Pictured above: Free Street Theater performers/Photo: Free Street Theater
On October 23 at 2:15 PM, the Chicago Tribune posted an article entitled “Finally, a Chicago-style storefront theater for the South Side” by theater critic Chris Jones. The purpose of the article was to introduce the “brand-new Green Line Performing Arts Center,” located in Washington Park.
“The people that run the new spot say they’ve seen plenty of evidence that the people of Washington Park are hungry for the kind of intimate, neighborhood theater that provides an abundance of choice for citizens on the city’s North Side,” Jones wrote.
Jones then posted the article on his Facebook page on October 24 at 9:32 AM; it was met with varying comments of praise and criticism.
Several folks from the Chicago theater community reacted to this article on Facebook by pointing out the existence of Free Street Theater.
Chicago theater artist Emilie Modaff posted and responded to the article:
Free Street Theater was founded during the 1968 Chicago riots, “in the hopes that theater might invite a divided city to come together,” according to their website’s History and Mission statement. Located at 4346 West Ashland Avenue in Back of the Yards, The Storyfront is a project of Free Street Theater, and features original performance, comedy shows and community-hosted events.
Ricardo Gamboa, Storyfront Artistic Curator at Free Street Theater, responded to this article in length with a letter to the Chicago Tribune and Jones, in particular:
Melissa DuPrey, Director of Production and Community Relations and Artist in Residence at Free Street Theater, also made a statement in response to the article:
As of October 26 1:36 PM, the headline has been updated to read “Introducing Green Line, a Chicago-style storefront theater on the South Side.”
No editor’s note has been posted on the Chicago Tribune article page as of October 26 3:36 PM.
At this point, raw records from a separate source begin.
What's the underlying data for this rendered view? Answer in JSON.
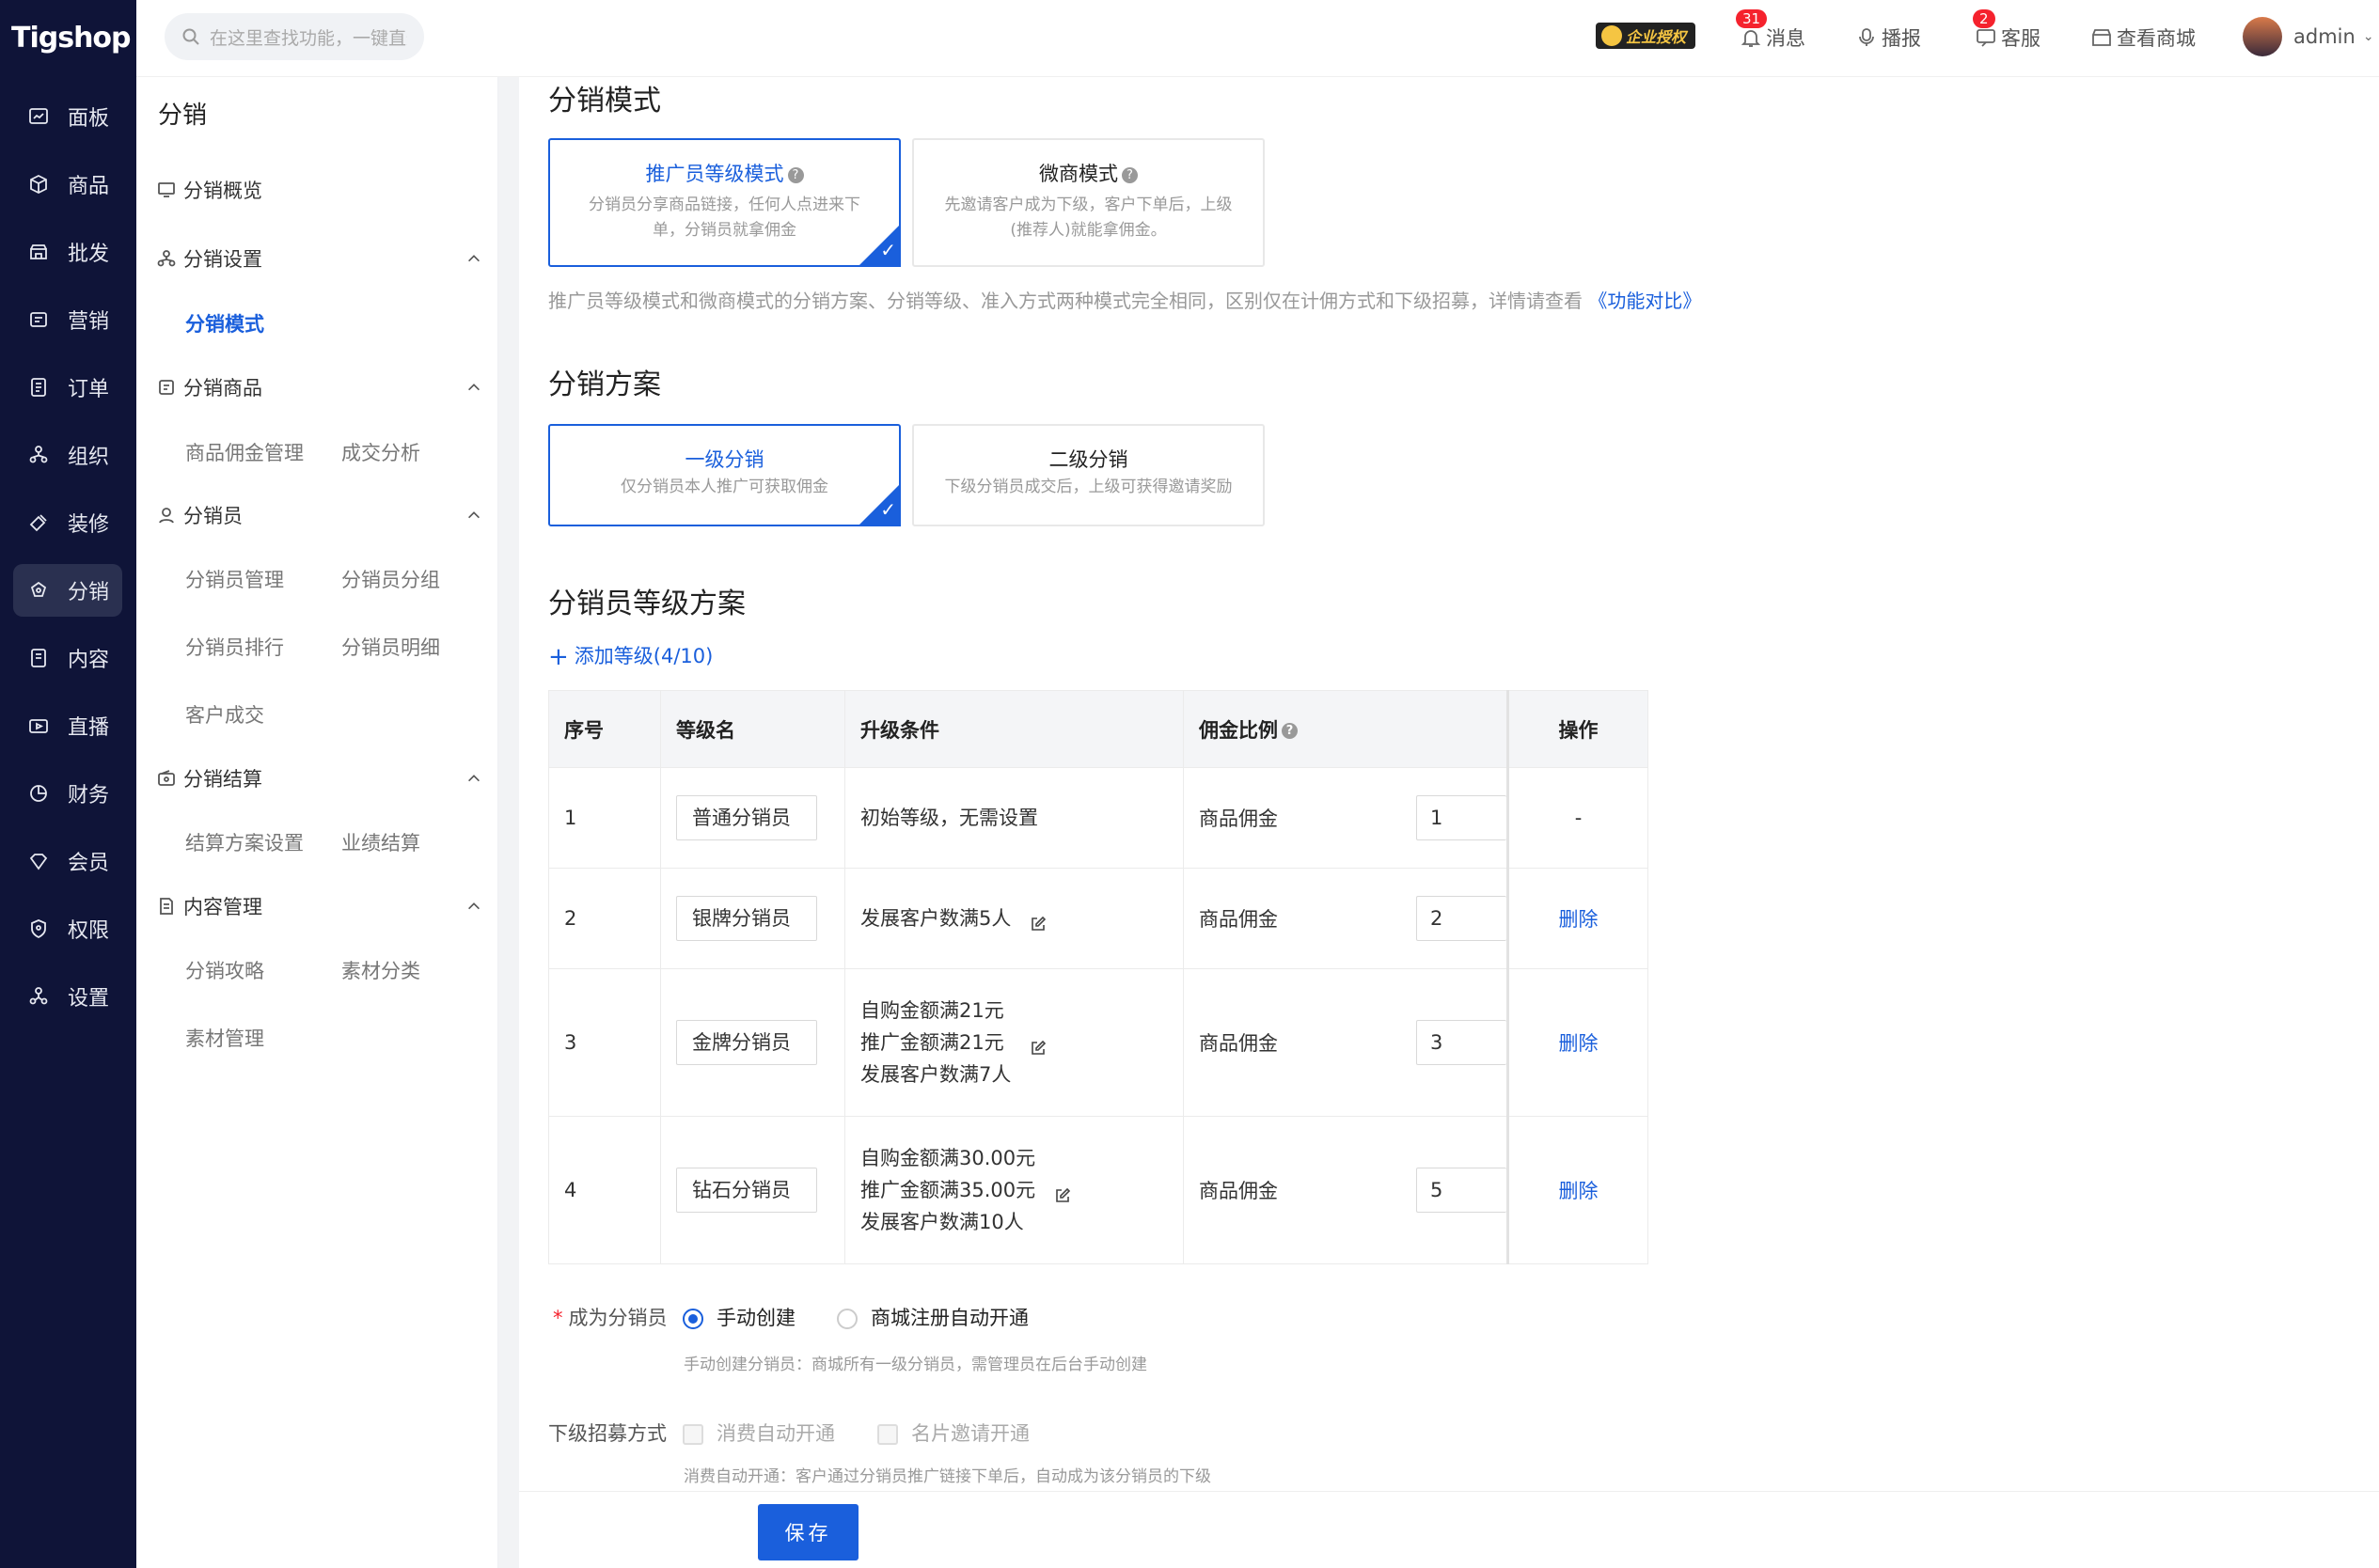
{
  "app": {
    "logo": "Tigshop"
  },
  "rail": [
    {
      "label": "面板",
      "icon": "dashboard-icon"
    },
    {
      "label": "商品",
      "icon": "box-icon"
    },
    {
      "label": "批发",
      "icon": "store-icon"
    },
    {
      "label": "营销",
      "icon": "marketing-icon"
    },
    {
      "label": "订单",
      "icon": "order-icon"
    },
    {
      "label": "组织",
      "icon": "org-icon"
    },
    {
      "label": "装修",
      "icon": "decorate-icon"
    },
    {
      "label": "分销",
      "icon": "distribution-icon",
      "active": true
    },
    {
      "label": "内容",
      "icon": "content-icon"
    },
    {
      "label": "直播",
      "icon": "live-icon"
    },
    {
      "label": "财务",
      "icon": "finance-icon"
    },
    {
      "label": "会员",
      "icon": "member-icon"
    },
    {
      "label": "权限",
      "icon": "permission-icon"
    },
    {
      "label": "设置",
      "icon": "settings-icon"
    }
  ],
  "topbar": {
    "search_placeholder": "在这里查找功能，一键直达",
    "license": "企业授权",
    "messages": {
      "label": "消息",
      "count": "31"
    },
    "broadcast": "播报",
    "service": {
      "label": "客服",
      "count": "2"
    },
    "view_store": "查看商城",
    "user": "admin"
  },
  "subnav": {
    "title": "分销",
    "groups": {
      "overview": "分销概览",
      "settings": "分销设置",
      "mode": "分销模式",
      "goods": "分销商品",
      "commission": "商品佣金管理",
      "analysis": "成交分析",
      "distributor": "分销员",
      "manage": "分销员管理",
      "group": "分销员分组",
      "rank": "分销员排行",
      "detail": "分销员明细",
      "deal": "客户成交",
      "settle": "分销结算",
      "plan": "结算方案设置",
      "perf": "业绩结算",
      "content": "内容管理",
      "guide": "分销攻略",
      "material_cat": "素材分类",
      "material": "素材管理"
    }
  },
  "mode_section": {
    "title": "分销模式",
    "cards": [
      {
        "title": "推广员等级模式",
        "desc": "分销员分享商品链接，任何人点进来下单，分销员就拿佣金"
      },
      {
        "title": "微商模式",
        "desc": "先邀请客户成为下级，客户下单后，上级(推荐人)就能拿佣金。"
      }
    ],
    "note": "推广员等级模式和微商模式的分销方案、分销等级、准入方式两种模式完全相同，区别仅在计佣方式和下级招募，详情请查看",
    "note_link": "《功能对比》"
  },
  "plan_section": {
    "title": "分销方案",
    "cards": [
      {
        "title": "一级分销",
        "desc": "仅分销员本人推广可获取佣金"
      },
      {
        "title": "二级分销",
        "desc": "下级分销员成交后，上级可获得邀请奖励"
      }
    ]
  },
  "level_section": {
    "title": "分销员等级方案",
    "add_label": "添加等级(4/10)",
    "headers": {
      "no": "序号",
      "name": "等级名",
      "cond": "升级条件",
      "rate": "佣金比例",
      "op": "操作"
    },
    "rows": [
      {
        "no": "1",
        "name": "普通分销员",
        "cond": [
          "初始等级，无需设置"
        ],
        "rate_label": "商品佣金",
        "rate": "1",
        "op": "-"
      },
      {
        "no": "2",
        "name": "银牌分销员",
        "cond": [
          "发展客户数满5人"
        ],
        "rate_label": "商品佣金",
        "rate": "2",
        "op": "删除"
      },
      {
        "no": "3",
        "name": "金牌分销员",
        "cond": [
          "自购金额满21元",
          "推广金额满21元",
          "发展客户数满7人"
        ],
        "rate_label": "商品佣金",
        "rate": "3",
        "op": "删除"
      },
      {
        "no": "4",
        "name": "钻石分销员",
        "cond": [
          "自购金额满30.00元",
          "推广金额满35.00元",
          "发展客户数满10人"
        ],
        "rate_label": "商品佣金",
        "rate": "5",
        "op": "删除"
      }
    ]
  },
  "become": {
    "label": "成为分销员",
    "opt1": "手动创建",
    "opt2": "商城注册自动开通",
    "hint": "手动创建分销员：商城所有一级分销员，需管理员在后台手动创建"
  },
  "recruit": {
    "label": "下级招募方式",
    "opt1": "消费自动开通",
    "opt2": "名片邀请开通",
    "hint": "消费自动开通：客户通过分销员推广链接下单后，自动成为该分销员的下级"
  },
  "save_label": "保存",
  "colors": {
    "accent": "#1a5fdc",
    "rail_bg": "#0f1438",
    "badge": "#f5222d"
  }
}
“I don’t say this is the only theater space—there are a number of others and many producing entities,” Jones commented in response to his Facebook post. “It is just rare to have a space built to union requirements without a producing entity that will be given rent-free to a variety of professional companies. And that is aimed specifically at African-American companies. I think that is a good and overdue thing. That is all I am saying here.”
Gamboa responded directly to Jones’ response, pointing out the system issues that they have found in Jones’ critical analysis and writing.
“In this response, you essentially agree that there are theater spaces like Free Street’s The Storefront that you are aware of but do not cover,” Gamboa said. “You highlight Green Light’s residency program for which Free Street was consulted, a fact of which you were aware. But what I think is most problematic is your manipulative excuse and use of racial triangulation in your response that asserts that your consistent and intentional erasure of queer Latinx contributions to the cultural landscape is justifiable because you are highlighting a space aimed at serving Black theater companies. This is racially divisive and still does not address the point that you intentionally and repeatedly undermine the work of artists of color from working-class communities, upholding systemic class and racial inequality.”
“And while your critical analysis and validation of our work means little to me, I refuse to let you erase the work of Latinx people, working-class people, femme and queer from the archive,” Gamboa continued. “Particularly at a time when we are already targets for erasure.”
Danielle Levsky (she/her/hers) is the Theater Editor of Scapi Magazine. She is a feminist, Jew, poet, essayist, performance artist, and instructional designer. In addition to her work at Scapi, she has covered community news, arts reviews, lifestyle editorials, and cultural events for several publications. Between February 2018-2019, she completed a fellowship where she wrote a collection of community-engaged essays about her identity and heritage. She also writes typewriter poems on demand with Poems While You Wait. Follow her on her poetry Instagram to read some works in progress.